What you will do
Report every line of the records that includes the word "play".

(Records from a data collection)
********

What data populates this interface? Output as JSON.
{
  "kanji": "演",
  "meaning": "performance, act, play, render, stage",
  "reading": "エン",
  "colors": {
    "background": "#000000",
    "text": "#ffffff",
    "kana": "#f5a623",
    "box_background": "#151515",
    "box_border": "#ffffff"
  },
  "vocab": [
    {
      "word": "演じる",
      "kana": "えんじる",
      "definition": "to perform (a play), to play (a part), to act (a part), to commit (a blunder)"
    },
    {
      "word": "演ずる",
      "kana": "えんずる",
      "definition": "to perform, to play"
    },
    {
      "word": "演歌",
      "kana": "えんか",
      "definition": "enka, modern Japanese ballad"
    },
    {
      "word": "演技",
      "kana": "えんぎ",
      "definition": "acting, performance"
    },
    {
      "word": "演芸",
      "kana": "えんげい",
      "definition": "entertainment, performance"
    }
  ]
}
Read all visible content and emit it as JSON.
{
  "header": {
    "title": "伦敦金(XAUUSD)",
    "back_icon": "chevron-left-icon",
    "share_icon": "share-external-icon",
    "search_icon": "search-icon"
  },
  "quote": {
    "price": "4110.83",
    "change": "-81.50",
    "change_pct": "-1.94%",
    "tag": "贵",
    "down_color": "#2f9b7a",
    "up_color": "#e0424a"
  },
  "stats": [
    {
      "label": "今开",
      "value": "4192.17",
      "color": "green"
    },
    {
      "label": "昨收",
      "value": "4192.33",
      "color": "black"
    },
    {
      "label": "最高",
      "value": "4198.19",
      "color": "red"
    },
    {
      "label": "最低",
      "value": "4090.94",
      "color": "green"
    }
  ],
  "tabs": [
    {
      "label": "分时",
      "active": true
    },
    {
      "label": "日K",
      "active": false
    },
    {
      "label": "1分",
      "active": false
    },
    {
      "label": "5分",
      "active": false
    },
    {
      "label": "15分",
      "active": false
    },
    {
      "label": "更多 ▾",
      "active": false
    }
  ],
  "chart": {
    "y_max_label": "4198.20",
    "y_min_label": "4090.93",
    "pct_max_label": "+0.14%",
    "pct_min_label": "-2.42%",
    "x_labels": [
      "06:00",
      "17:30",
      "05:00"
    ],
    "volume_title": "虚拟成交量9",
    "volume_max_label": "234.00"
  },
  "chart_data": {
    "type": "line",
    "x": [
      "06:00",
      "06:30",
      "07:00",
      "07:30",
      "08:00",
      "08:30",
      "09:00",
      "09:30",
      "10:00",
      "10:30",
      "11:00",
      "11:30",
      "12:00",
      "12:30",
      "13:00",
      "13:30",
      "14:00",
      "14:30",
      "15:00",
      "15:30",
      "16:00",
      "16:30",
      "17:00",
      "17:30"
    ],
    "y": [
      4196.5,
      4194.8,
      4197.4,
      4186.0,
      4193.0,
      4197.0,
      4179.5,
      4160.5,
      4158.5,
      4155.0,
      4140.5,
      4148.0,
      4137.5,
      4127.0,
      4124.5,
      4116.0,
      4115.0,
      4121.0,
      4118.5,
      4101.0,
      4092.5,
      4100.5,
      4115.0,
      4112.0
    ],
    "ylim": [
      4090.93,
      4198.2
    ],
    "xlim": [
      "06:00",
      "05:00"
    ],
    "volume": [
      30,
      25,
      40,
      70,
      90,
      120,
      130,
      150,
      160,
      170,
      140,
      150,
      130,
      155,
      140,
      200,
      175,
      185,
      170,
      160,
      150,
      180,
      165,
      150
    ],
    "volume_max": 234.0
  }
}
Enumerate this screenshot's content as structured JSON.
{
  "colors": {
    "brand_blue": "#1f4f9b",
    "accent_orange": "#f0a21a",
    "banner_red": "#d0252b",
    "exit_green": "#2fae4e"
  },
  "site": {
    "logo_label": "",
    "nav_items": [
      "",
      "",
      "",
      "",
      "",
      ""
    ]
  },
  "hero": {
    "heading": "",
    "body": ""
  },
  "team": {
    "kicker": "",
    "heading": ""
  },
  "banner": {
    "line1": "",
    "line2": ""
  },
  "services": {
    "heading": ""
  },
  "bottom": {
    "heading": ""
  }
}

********

Result of the exercise
  "meaning": "performance, act, play, render, stage",
      "definition": "to perform (a play), to play (a part), to act (a part), to commit (a blunder)"
      "definition": "to perform, to play"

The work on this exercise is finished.